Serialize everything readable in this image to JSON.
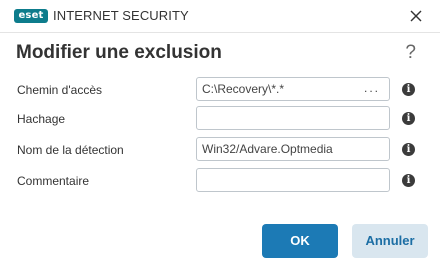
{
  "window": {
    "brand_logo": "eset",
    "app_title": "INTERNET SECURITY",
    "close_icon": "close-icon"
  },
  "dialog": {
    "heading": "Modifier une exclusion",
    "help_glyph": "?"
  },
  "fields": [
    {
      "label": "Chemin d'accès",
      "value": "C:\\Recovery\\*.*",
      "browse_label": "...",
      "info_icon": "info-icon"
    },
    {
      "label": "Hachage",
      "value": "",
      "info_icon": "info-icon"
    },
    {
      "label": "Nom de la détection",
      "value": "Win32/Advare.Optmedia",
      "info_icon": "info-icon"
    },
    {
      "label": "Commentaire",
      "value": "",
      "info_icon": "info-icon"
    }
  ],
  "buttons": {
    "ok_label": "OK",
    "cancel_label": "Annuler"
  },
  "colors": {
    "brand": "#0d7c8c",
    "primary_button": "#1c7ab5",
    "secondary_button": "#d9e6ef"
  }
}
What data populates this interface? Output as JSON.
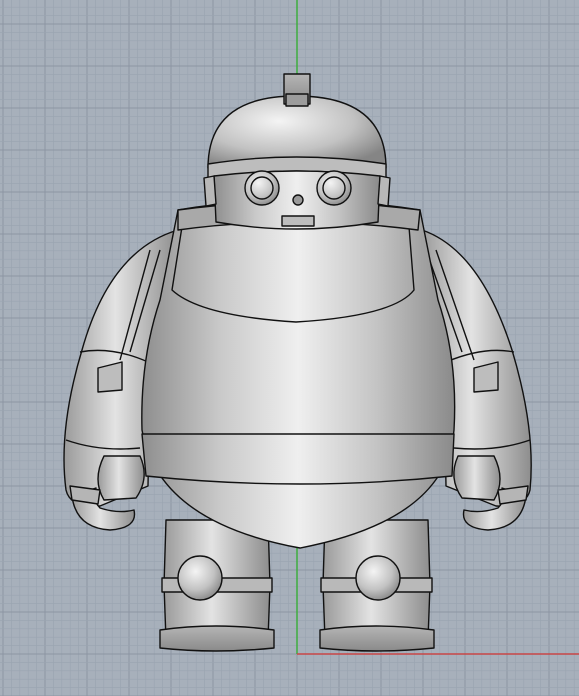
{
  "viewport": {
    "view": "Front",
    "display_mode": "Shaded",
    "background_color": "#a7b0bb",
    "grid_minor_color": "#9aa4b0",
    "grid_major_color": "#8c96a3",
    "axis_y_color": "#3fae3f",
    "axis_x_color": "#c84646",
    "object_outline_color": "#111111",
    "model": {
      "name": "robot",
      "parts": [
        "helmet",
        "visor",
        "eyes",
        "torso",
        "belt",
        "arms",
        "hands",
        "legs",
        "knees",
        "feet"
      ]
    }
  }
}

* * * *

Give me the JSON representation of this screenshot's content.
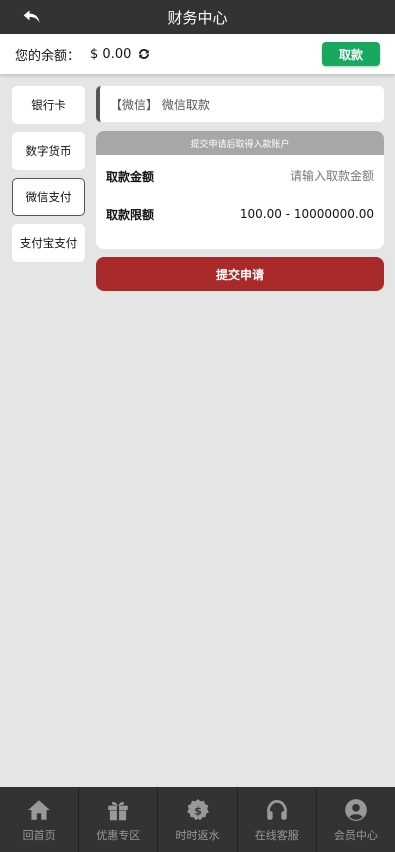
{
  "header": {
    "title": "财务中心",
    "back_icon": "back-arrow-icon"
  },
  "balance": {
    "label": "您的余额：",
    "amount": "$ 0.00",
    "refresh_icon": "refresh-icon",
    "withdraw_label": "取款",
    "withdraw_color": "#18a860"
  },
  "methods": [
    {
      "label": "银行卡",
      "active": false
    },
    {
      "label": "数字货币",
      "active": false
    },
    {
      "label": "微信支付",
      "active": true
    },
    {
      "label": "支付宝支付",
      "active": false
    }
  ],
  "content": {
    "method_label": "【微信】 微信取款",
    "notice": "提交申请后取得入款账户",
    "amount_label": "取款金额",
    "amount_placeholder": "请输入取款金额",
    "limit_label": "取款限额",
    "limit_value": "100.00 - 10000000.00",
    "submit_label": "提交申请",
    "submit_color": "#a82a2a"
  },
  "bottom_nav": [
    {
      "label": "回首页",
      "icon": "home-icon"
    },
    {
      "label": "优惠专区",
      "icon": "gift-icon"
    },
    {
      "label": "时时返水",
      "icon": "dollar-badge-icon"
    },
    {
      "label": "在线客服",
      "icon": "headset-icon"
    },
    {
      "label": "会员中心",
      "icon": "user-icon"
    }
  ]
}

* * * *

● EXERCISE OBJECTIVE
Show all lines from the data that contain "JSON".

● ANSWER AREA
Serialize everything readable in this image to JSON.
What data populates this interface? Output as JSON.
Give me the JSON representation of this screenshot's content.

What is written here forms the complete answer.